═════ Records for this task ═════

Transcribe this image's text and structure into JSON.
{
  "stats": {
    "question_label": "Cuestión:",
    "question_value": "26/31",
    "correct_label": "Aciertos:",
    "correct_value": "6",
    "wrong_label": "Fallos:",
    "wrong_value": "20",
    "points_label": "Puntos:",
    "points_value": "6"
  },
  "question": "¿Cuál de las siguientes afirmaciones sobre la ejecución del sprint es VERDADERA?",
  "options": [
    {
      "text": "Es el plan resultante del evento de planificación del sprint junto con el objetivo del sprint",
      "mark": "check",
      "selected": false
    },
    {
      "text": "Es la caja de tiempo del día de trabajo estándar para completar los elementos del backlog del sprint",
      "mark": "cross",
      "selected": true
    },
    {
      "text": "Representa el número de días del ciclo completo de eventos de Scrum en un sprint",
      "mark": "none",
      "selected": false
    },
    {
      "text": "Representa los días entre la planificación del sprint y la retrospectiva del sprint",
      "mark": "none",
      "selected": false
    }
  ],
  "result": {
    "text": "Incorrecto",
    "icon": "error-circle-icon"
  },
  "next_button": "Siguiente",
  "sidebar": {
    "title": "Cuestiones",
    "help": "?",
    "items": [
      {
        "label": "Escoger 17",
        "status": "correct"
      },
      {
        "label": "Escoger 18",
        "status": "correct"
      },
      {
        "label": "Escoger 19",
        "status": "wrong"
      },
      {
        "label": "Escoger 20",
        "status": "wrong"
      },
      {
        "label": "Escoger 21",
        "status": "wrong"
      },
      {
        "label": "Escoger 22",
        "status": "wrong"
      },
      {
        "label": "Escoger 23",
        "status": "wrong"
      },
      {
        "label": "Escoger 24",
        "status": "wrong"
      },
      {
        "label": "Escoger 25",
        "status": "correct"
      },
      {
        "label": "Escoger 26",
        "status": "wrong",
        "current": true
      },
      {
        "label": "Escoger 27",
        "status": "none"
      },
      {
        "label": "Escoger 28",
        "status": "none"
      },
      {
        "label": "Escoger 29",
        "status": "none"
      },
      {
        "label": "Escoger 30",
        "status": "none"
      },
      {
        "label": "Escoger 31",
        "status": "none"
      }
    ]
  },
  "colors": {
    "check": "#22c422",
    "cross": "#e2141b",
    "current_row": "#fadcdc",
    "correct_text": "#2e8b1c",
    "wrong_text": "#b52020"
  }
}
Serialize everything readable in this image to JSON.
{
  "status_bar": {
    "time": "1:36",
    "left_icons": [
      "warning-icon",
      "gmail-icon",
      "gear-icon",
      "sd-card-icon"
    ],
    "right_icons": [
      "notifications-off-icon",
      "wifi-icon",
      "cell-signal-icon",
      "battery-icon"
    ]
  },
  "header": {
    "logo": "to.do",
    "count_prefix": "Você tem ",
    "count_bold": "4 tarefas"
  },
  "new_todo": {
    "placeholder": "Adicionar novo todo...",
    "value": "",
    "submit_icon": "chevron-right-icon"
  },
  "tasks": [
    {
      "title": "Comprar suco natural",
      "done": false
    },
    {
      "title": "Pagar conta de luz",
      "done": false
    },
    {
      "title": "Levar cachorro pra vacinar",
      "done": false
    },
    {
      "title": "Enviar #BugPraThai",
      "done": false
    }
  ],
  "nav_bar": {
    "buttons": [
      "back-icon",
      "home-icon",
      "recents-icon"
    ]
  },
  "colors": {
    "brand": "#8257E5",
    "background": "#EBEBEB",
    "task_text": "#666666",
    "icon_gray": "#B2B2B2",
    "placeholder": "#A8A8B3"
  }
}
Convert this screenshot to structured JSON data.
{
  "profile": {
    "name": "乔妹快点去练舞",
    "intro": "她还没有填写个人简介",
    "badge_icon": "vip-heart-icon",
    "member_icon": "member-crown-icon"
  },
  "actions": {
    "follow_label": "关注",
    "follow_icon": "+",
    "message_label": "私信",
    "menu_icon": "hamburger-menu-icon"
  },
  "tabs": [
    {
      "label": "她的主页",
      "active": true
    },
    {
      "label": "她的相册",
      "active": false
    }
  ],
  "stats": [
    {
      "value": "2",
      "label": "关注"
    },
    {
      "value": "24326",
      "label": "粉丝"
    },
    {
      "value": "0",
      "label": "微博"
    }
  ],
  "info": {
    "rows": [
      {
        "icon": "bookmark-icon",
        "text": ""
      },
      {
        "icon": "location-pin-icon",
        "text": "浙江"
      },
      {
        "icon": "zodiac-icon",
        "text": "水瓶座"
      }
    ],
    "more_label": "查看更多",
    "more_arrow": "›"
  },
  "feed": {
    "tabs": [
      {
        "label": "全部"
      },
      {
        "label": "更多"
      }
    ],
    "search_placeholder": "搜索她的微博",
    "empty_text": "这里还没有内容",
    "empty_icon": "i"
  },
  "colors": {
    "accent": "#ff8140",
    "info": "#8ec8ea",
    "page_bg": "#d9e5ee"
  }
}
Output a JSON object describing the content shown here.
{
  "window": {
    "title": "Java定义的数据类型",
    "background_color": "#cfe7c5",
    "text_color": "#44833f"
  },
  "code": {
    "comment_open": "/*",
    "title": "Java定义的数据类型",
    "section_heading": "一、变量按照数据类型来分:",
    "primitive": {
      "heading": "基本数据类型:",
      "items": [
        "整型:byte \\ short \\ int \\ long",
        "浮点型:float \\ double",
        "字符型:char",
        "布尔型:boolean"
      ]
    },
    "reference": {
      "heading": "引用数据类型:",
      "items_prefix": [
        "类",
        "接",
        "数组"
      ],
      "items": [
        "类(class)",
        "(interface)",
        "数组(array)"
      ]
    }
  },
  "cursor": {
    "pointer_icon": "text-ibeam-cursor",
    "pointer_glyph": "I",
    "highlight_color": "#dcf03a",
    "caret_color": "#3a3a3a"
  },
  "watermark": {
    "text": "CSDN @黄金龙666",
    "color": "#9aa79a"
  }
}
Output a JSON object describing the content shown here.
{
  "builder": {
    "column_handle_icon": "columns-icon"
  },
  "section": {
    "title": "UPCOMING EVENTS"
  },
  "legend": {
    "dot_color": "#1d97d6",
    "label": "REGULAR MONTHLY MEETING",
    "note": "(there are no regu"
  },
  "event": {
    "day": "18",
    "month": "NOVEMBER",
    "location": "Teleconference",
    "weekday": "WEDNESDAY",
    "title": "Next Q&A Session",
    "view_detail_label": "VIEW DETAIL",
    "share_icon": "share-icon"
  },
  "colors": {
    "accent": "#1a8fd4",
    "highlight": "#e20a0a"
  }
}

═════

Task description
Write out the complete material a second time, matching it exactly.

The answer
Transcribe this image's text and structure into JSON.
{
  "stats": {
    "question_label": "Cuestión:",
    "question_value": "26/31",
    "correct_label": "Aciertos:",
    "correct_value": "6",
    "wrong_label": "Fallos:",
    "wrong_value": "20",
    "points_label": "Puntos:",
    "points_value": "6"
  },
  "question": "¿Cuál de las siguientes afirmaciones sobre la ejecución del sprint es VERDADERA?",
  "options": [
    {
      "text": "Es el plan resultante del evento de planificación del sprint junto con el objetivo del sprint",
      "mark": "check",
      "selected": false
    },
    {
      "text": "Es la caja de tiempo del día de trabajo estándar para completar los elementos del backlog del sprint",
      "mark": "cross",
      "selected": true
    },
    {
      "text": "Representa el número de días del ciclo completo de eventos de Scrum en un sprint",
      "mark": "none",
      "selected": false
    },
    {
      "text": "Representa los días entre la planificación del sprint y la retrospectiva del sprint",
      "mark": "none",
      "selected": false
    }
  ],
  "result": {
    "text": "Incorrecto",
    "icon": "error-circle-icon"
  },
  "next_button": "Siguiente",
  "sidebar": {
    "title": "Cuestiones",
    "help": "?",
    "items": [
      {
        "label": "Escoger 17",
        "status": "correct"
      },
      {
        "label": "Escoger 18",
        "status": "correct"
      },
      {
        "label": "Escoger 19",
        "status": "wrong"
      },
      {
        "label": "Escoger 20",
        "status": "wrong"
      },
      {
        "label": "Escoger 21",
        "status": "wrong"
      },
      {
        "label": "Escoger 22",
        "status": "wrong"
      },
      {
        "label": "Escoger 23",
        "status": "wrong"
      },
      {
        "label": "Escoger 24",
        "status": "wrong"
      },
      {
        "label": "Escoger 25",
        "status": "correct"
      },
      {
        "label": "Escoger 26",
        "status": "wrong",
        "current": true
      },
      {
        "label": "Escoger 27",
        "status": "none"
      },
      {
        "label": "Escoger 28",
        "status": "none"
      },
      {
        "label": "Escoger 29",
        "status": "none"
      },
      {
        "label": "Escoger 30",
        "status": "none"
      },
      {
        "label": "Escoger 31",
        "status": "none"
      }
    ]
  },
  "colors": {
    "check": "#22c422",
    "cross": "#e2141b",
    "current_row": "#fadcdc",
    "correct_text": "#2e8b1c",
    "wrong_text": "#b52020"
  }
}
Serialize everything readable in this image to JSON.
{
  "status_bar": {
    "time": "1:36",
    "left_icons": [
      "warning-icon",
      "gmail-icon",
      "gear-icon",
      "sd-card-icon"
    ],
    "right_icons": [
      "notifications-off-icon",
      "wifi-icon",
      "cell-signal-icon",
      "battery-icon"
    ]
  },
  "header": {
    "logo": "to.do",
    "count_prefix": "Você tem ",
    "count_bold": "4 tarefas"
  },
  "new_todo": {
    "placeholder": "Adicionar novo todo...",
    "value": "",
    "submit_icon": "chevron-right-icon"
  },
  "tasks": [
    {
      "title": "Comprar suco natural",
      "done": false
    },
    {
      "title": "Pagar conta de luz",
      "done": false
    },
    {
      "title": "Levar cachorro pra vacinar",
      "done": false
    },
    {
      "title": "Enviar #BugPraThai",
      "done": false
    }
  ],
  "nav_bar": {
    "buttons": [
      "back-icon",
      "home-icon",
      "recents-icon"
    ]
  },
  "colors": {
    "brand": "#8257E5",
    "background": "#EBEBEB",
    "task_text": "#666666",
    "icon_gray": "#B2B2B2",
    "placeholder": "#A8A8B3"
  }
}
Convert this screenshot to structured JSON data.
{
  "profile": {
    "name": "乔妹快点去练舞",
    "intro": "她还没有填写个人简介",
    "badge_icon": "vip-heart-icon",
    "member_icon": "member-crown-icon"
  },
  "actions": {
    "follow_label": "关注",
    "follow_icon": "+",
    "message_label": "私信",
    "menu_icon": "hamburger-menu-icon"
  },
  "tabs": [
    {
      "label": "她的主页",
      "active": true
    },
    {
      "label": "她的相册",
      "active": false
    }
  ],
  "stats": [
    {
      "value": "2",
      "label": "关注"
    },
    {
      "value": "24326",
      "label": "粉丝"
    },
    {
      "value": "0",
      "label": "微博"
    }
  ],
  "info": {
    "rows": [
      {
        "icon": "bookmark-icon",
        "text": ""
      },
      {
        "icon": "location-pin-icon",
        "text": "浙江"
      },
      {
        "icon": "zodiac-icon",
        "text": "水瓶座"
      }
    ],
    "more_label": "查看更多",
    "more_arrow": "›"
  },
  "feed": {
    "tabs": [
      {
        "label": "全部"
      },
      {
        "label": "更多"
      }
    ],
    "search_placeholder": "搜索她的微博",
    "empty_text": "这里还没有内容",
    "empty_icon": "i"
  },
  "colors": {
    "accent": "#ff8140",
    "info": "#8ec8ea",
    "page_bg": "#d9e5ee"
  }
}
Output a JSON object describing the content shown here.
{
  "window": {
    "title": "Java定义的数据类型",
    "background_color": "#cfe7c5",
    "text_color": "#44833f"
  },
  "code": {
    "comment_open": "/*",
    "title": "Java定义的数据类型",
    "section_heading": "一、变量按照数据类型来分:",
    "primitive": {
      "heading": "基本数据类型:",
      "items": [
        "整型:byte \\ short \\ int \\ long",
        "浮点型:float \\ double",
        "字符型:char",
        "布尔型:boolean"
      ]
    },
    "reference": {
      "heading": "引用数据类型:",
      "items_prefix": [
        "类",
        "接",
        "数组"
      ],
      "items": [
        "类(class)",
        "(interface)",
        "数组(array)"
      ]
    }
  },
  "cursor": {
    "pointer_icon": "text-ibeam-cursor",
    "pointer_glyph": "I",
    "highlight_color": "#dcf03a",
    "caret_color": "#3a3a3a"
  },
  "watermark": {
    "text": "CSDN @黄金龙666",
    "color": "#9aa79a"
  }
}
Output a JSON object describing the content shown here.
{
  "builder": {
    "column_handle_icon": "columns-icon"
  },
  "section": {
    "title": "UPCOMING EVENTS"
  },
  "legend": {
    "dot_color": "#1d97d6",
    "label": "REGULAR MONTHLY MEETING",
    "note": "(there are no regu"
  },
  "event": {
    "day": "18",
    "month": "NOVEMBER",
    "location": "Teleconference",
    "weekday": "WEDNESDAY",
    "title": "Next Q&A Session",
    "view_detail_label": "VIEW DETAIL",
    "share_icon": "share-icon"
  },
  "colors": {
    "accent": "#1a8fd4",
    "highlight": "#e20a0a"
  }
}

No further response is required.